At the end, the apes make their daring escape from the camp, but Caesar stays behind for one last confrontation with the Colonel. Upon visiting his courters, Caesar discovers that the Colonel has been infected by the Simien Flu, has lost the ability to speak, and in his last moments shoots himself in the head, which rob Caesar of his own personal vengeance. Then a second group of humans launch an attack on the camp, which could be regarded as the final battle, but it’s mostly a backdrop to the apes escaping the prison. There’s some apes allied with the humans, who up till this point have been enemies, but during the attack they aide Caesar at the coast of their own lives. At last, Caesar leads his clan of apes to the land of milk and honey, where they can begin anew. Unfortunately for Caesar, he suffered fatal wounds during the escape and quietly passes away, just as his followers reach safe haven. It’s another religious metaphor akin to Moses, who lead the slaves out of Egypt to the promised land, but due to his sins, he could not enter it himself.
Being completely honest, of the three new ape movies, I loved “War for the Planet of the Apes” the least, but it’s still a strong conclusion to the trilogy. The effects are more stunning then ever before, it leaves an emotional impact, and there’s even a poignant narrative to the conclusion of the story.
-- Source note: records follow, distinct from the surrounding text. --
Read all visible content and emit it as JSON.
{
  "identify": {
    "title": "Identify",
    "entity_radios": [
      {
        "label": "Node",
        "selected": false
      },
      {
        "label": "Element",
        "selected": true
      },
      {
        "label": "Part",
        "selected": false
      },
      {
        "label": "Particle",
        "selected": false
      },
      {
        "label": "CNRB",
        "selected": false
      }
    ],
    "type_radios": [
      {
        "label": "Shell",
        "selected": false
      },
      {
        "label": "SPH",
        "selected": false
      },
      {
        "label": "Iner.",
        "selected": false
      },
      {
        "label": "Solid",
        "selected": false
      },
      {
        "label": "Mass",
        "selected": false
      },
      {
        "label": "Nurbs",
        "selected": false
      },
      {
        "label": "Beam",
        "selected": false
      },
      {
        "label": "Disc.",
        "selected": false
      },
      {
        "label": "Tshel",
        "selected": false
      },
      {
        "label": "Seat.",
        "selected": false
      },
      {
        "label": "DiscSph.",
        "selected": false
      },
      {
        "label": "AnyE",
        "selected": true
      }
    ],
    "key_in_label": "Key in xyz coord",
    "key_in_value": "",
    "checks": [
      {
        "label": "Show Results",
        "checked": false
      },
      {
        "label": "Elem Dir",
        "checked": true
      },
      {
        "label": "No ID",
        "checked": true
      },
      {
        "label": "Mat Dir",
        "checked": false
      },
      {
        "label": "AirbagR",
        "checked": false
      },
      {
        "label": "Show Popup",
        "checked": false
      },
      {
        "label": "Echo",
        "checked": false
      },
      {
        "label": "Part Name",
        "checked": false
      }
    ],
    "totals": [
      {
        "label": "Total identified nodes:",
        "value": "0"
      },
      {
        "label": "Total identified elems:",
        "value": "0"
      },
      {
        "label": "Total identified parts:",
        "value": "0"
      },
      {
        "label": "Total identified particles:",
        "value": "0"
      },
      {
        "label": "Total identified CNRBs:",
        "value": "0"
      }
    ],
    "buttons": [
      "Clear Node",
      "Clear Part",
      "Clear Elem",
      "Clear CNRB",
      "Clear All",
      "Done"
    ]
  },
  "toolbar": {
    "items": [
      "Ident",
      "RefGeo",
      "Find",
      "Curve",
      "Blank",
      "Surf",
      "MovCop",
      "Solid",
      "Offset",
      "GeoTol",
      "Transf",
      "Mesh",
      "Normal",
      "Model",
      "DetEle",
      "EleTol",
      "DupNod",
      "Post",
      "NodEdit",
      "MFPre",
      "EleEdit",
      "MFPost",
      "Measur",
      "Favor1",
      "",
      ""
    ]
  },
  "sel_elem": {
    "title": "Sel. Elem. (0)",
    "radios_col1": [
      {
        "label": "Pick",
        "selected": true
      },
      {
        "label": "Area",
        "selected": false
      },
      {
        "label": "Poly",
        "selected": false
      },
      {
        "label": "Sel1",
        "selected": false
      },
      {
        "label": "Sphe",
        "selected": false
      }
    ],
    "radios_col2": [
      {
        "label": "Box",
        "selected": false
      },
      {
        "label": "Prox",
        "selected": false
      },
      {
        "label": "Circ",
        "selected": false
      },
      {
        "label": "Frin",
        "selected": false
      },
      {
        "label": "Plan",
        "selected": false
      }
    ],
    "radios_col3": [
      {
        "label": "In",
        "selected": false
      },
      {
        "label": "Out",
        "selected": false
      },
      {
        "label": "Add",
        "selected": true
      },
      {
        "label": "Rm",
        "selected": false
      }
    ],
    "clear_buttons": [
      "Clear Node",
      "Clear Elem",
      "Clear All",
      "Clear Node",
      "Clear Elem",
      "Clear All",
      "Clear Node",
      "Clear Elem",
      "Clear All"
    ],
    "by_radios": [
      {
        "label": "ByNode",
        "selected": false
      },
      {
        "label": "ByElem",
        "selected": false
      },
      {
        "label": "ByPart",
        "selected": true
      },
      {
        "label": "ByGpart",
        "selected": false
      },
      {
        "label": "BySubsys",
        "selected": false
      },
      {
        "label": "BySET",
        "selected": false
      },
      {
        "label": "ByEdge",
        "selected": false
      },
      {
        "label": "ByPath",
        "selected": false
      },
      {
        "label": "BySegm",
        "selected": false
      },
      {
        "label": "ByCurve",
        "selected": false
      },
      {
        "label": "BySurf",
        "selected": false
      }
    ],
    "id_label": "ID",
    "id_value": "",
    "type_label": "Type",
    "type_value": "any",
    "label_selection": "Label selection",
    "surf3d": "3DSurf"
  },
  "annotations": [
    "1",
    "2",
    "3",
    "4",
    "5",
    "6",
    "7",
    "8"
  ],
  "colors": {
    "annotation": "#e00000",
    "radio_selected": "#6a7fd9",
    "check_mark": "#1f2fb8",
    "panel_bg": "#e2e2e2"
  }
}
I can’t imagine watching this film as frequently as the previous ape movies, but that’s just due to personal taste. I wasn’t too fond of the films final act, and I could have used a little more kick for a closing chapter, but the film still dose everything a final chapter should do. It brings finality to Caesar’s journey, and I think Fox should just stop with the apes films for some time. This was just the right way a series should close, and the trilogy as a whole was a perfect revitalization for a long dead franchise.
I give “War for the Planet of the Apes” 4 stars out of 5.